Good feeding practices don’t just happen

01 Sep 13
Topic(s): Complementary feeding
Location: Ethiopia
Language(s): English
Audience: Policy makers and legislators
Programs: Policy advocacy

On Friday, September 21, 2012, I gave birth in a nearby health center to my second daughter.  Her father and I named her Bethlehem. We were happy. God had blessed our family with a healthy and strong baby. I thank God and all that have helped me. During my pregnancy, Shewaye Adisu (the neighborhood health extension worker), regularly visited and taught me all the necessary actions I needed to take to prepare for the delivery. The day I gave birth, she was the one who took me to the health center, together with my husband and mother in-law. Just after the delivery, I was tired.  The nurse who attended my case advised me to start breastfeeding within an hour. I did just that, and the placenta came out easily. That was a huge relief.

Photo: Author, Tarike Hariso with her daughter, Bethlehem Markos, Homecha Chewa Kebele, Aleta Wendo Wereda, SNNP region

Forty-five days later, I went to Homecha Chews Health Post for my child’s immunization. While I was there, I attended a demonstration on the preparation of complementary foods by Shewaye and her colleague. They advised me to continue practicing exclusive breastfeeding until Bethlehem reached six months and then to introduce complementary foods. Again, this was good advice.  At six months, I began preparing porridge from commonly available cereals like maize, sorghum, barley, and teff. In addition, I used common root crops easily available in our areas like ensete (false banana).

Bethlehem is now one year old. The health extension workers (HEWs) visit and counsel me regularly. They watch as I prepare the porridge and encourage me to feed Bethlehem eggs, vegetables, legumes, milk, and meat. We can’t afford to include milk and meat regularly in the porridge, so I usually use legumes instead. I like the leaflet that the HEWs gave me because it reminds me of good feeding practices.

Besides the health workers, my husband Markos Disdmo has been very supportive.  He is such a good, reliable person. Markos is busy day and night. He has never failed to put food on our table. He loves his daughters, cares for them, and provides me with all the things I need. He even prepared a garden plot that supplies our family with a variety of vegetables.

Thanks to the support I’ve received from my husband and the health workers, Bethlehem is stronger and healthier than her older sister. I see a significant difference. She has never been sick and continues to grow. I pray that she will be a talented, successful student and one day become a medical doctor.  I’ll do my part by ensuring that Bethlehem continues to get good food and care.

By Tarike Harriso

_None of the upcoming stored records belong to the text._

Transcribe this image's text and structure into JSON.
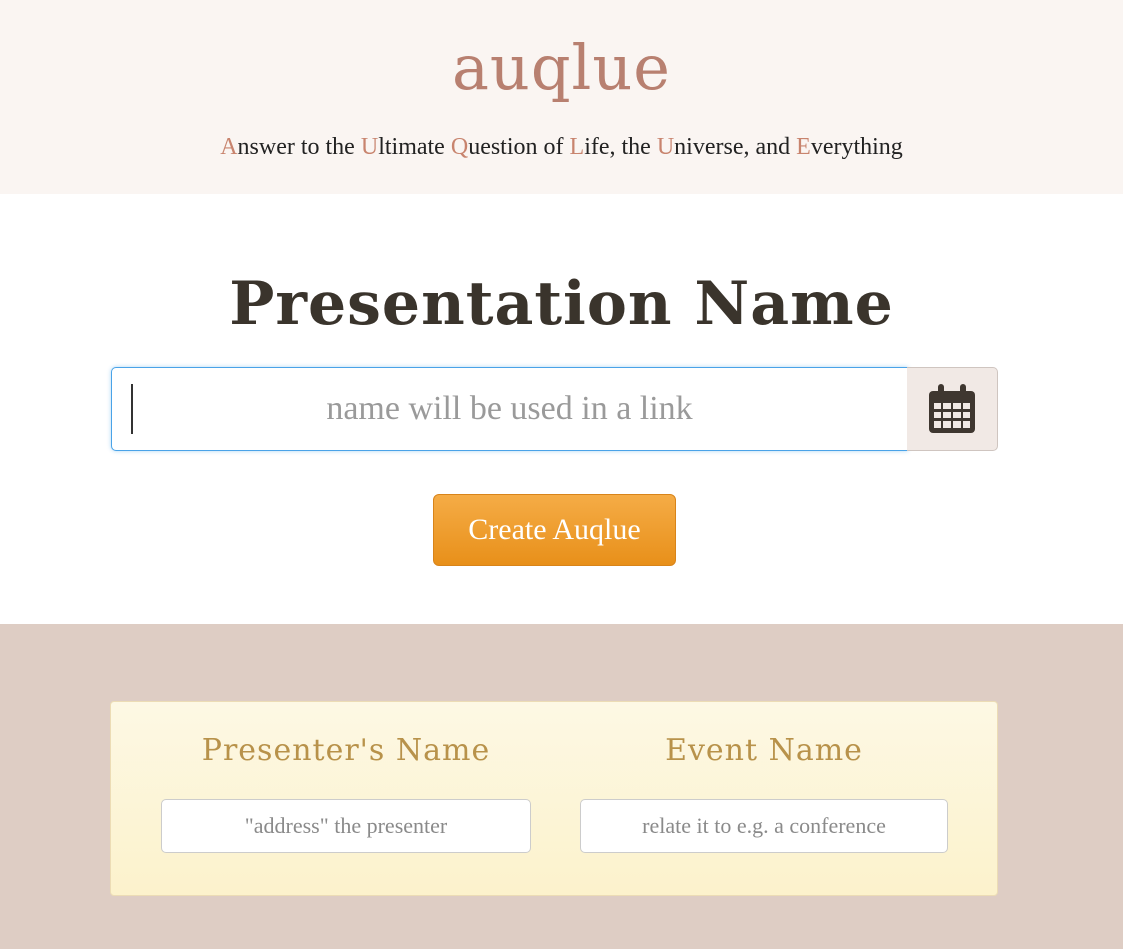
{
  "header": {
    "logo": "auqlue",
    "tagline": [
      {
        "text": "A",
        "hl": true
      },
      {
        "text": "nswer to the ",
        "hl": false
      },
      {
        "text": "U",
        "hl": true
      },
      {
        "text": "ltimate ",
        "hl": false
      },
      {
        "text": "Q",
        "hl": true
      },
      {
        "text": "uestion of ",
        "hl": false
      },
      {
        "text": "L",
        "hl": true
      },
      {
        "text": "ife, the ",
        "hl": false
      },
      {
        "text": "U",
        "hl": true
      },
      {
        "text": "niverse, and ",
        "hl": false
      },
      {
        "text": "E",
        "hl": true
      },
      {
        "text": "verything",
        "hl": false
      }
    ]
  },
  "main": {
    "title": "Presentation Name",
    "name_input": {
      "value": "",
      "placeholder": "name will be used in a link"
    },
    "calendar_icon": "calendar-icon",
    "create_button": "Create Auqlue"
  },
  "details": {
    "presenter_label": "Presenter's Name",
    "presenter_placeholder": "\"address\" the presenter",
    "event_label": "Event Name",
    "event_placeholder": "relate it to e.g. a conference"
  },
  "colors": {
    "header_bg": "#faf5f2",
    "logo": "#b88070",
    "accent_letters": "#c8846e",
    "button": "#ee9a2a",
    "lower_bg": "#decdc4",
    "panel_bg": "#fcf4d6",
    "field_label": "#b8924a",
    "focus_border": "#4aa3e8"
  }
}
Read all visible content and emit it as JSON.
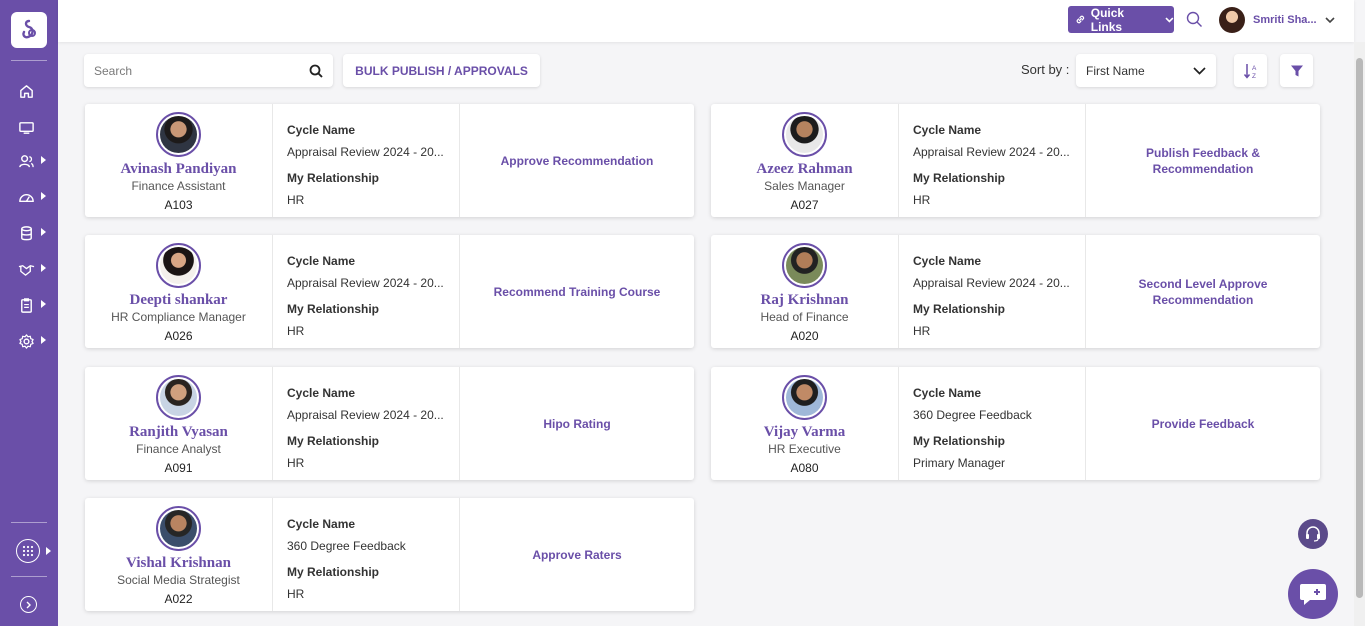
{
  "sidebar": {
    "items": [
      {
        "icon": "home-icon",
        "has_submenu": false
      },
      {
        "icon": "monitor-icon",
        "has_submenu": false
      },
      {
        "icon": "users-icon",
        "has_submenu": true
      },
      {
        "icon": "gauge-icon",
        "has_submenu": true
      },
      {
        "icon": "database-icon",
        "has_submenu": true
      },
      {
        "icon": "handshake-icon",
        "has_submenu": true
      },
      {
        "icon": "clipboard-icon",
        "has_submenu": true
      },
      {
        "icon": "settings-icon",
        "has_submenu": true
      }
    ]
  },
  "header": {
    "quick_links_label": "Quick Links",
    "user_name": "Smriti Sha..."
  },
  "toolbar": {
    "search_placeholder": "Search",
    "bulk_label": "BULK PUBLISH / APPROVALS",
    "sort_label": "Sort by :",
    "sort_value": "First Name"
  },
  "labels": {
    "cycle": "Cycle Name",
    "relationship": "My Relationship"
  },
  "colors": {
    "brand": "#6a4fa8",
    "background": "#f5f5f7"
  },
  "cards": [
    {
      "name": "Avinash Pandiyan",
      "role": "Finance Assistant",
      "id": "A103",
      "cycle": "Appraisal Review 2024 - 20...",
      "relationship": "HR",
      "action": "Approve Recommendation"
    },
    {
      "name": "Azeez Rahman",
      "role": "Sales Manager",
      "id": "A027",
      "cycle": "Appraisal Review 2024 - 20...",
      "relationship": "HR",
      "action": "Publish Feedback & Recommendation"
    },
    {
      "name": "Deepti shankar",
      "role": "HR Compliance Manager",
      "id": "A026",
      "cycle": "Appraisal Review 2024 - 20...",
      "relationship": "HR",
      "action": "Recommend Training Course"
    },
    {
      "name": "Raj Krishnan",
      "role": "Head of Finance",
      "id": "A020",
      "cycle": "Appraisal Review 2024 - 20...",
      "relationship": "HR",
      "action": "Second Level Approve Recommendation"
    },
    {
      "name": "Ranjith Vyasan",
      "role": "Finance Analyst",
      "id": "A091",
      "cycle": "Appraisal Review 2024 - 20...",
      "relationship": "HR",
      "action": "Hipo Rating"
    },
    {
      "name": "Vijay Varma",
      "role": "HR Executive",
      "id": "A080",
      "cycle": "360 Degree Feedback",
      "relationship": "Primary Manager",
      "action": "Provide Feedback"
    },
    {
      "name": "Vishal Krishnan",
      "role": "Social Media Strategist",
      "id": "A022",
      "cycle": "360 Degree Feedback",
      "relationship": "HR",
      "action": "Approve Raters"
    }
  ]
}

(The National Infant and Young Child Feeding (IYCF) Strategy for Ethiopia attributes the high prevalence of poor child feeding practices in part to high levels of illiteracy among mothers and insufficient knowledge of good feeding practices by health care providers and families. The strategy calls for robust intervention. Alive & Thrive Ethiopia aims to promote optimal IYCF practices through targeted thought leader and public education, community capacity building, and interpersonal counseling by trained health extension workers and volunteers. This story is a mother’s personal account of the impact of timely and accurate feeding information and support received at a health facility and at home.)